Last year, James White got the glory -- and 20 touches -- during New England's comeback attempt. This year, with LeGarrette Blount now on the opposing sideline, the onus will be on Lewis to pick up five yards a touch (his league-leading average in 2017), keep the pressure off Brady and keep New England out of a multi-score hole. Set to be a free agent after 2017, Lewis can prove his worth to New England, the league and his former team in one fell swoop.
It's too easy, and even incorrect, to say this crucial clash will be determined by Philly's front seven versus New England's offensive line. "But that's how you beat Brady! Knock him on his ass! The Giants and Broncos did it!" Shut your face, figment of my imagination. No QB has been better than Brady under pressure this season (95.5 passer rating, per PFF), and Tommy Boy has finished in the top five in passer rating under pressure in the past three seasons.
In a QB-driven league, where so much of a team's fortunes in-season and in-game rely on the split-second instincts of one individual, New England holds the ultimate trump card in Brady, a smoothie-sucking cyborg who can overcome any game situation, whether he is up by one score at halftime or down 25 points with 18 minutes to play.
It sounds cliche, but Brady, Belichick and the Patriots will win their sixth title because they have been here before, more often than any QB-coach pairing in NFL history.
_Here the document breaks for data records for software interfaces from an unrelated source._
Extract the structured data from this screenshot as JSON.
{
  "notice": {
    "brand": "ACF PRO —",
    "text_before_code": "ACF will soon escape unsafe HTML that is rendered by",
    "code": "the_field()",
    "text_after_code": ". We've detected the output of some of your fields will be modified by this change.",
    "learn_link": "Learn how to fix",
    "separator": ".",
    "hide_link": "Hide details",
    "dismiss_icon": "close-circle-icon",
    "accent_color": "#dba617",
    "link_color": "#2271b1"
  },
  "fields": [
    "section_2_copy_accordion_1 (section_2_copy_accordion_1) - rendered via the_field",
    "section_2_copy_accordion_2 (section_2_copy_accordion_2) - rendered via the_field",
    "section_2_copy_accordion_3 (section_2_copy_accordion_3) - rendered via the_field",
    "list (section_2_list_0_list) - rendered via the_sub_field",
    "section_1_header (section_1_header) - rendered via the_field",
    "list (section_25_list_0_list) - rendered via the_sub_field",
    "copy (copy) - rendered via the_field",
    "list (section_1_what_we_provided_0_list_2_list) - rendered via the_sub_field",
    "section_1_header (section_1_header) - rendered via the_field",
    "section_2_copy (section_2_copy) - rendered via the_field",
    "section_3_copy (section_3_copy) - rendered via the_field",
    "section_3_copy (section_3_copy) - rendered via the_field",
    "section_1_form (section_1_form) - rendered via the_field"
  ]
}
Their in-game awareness and ability to adapt mid-game or -drive is unparalleled and lethal. Against this dynasty, all teams have been, are and will be underdogs. The Eagles, regardless of how they feel, are no different.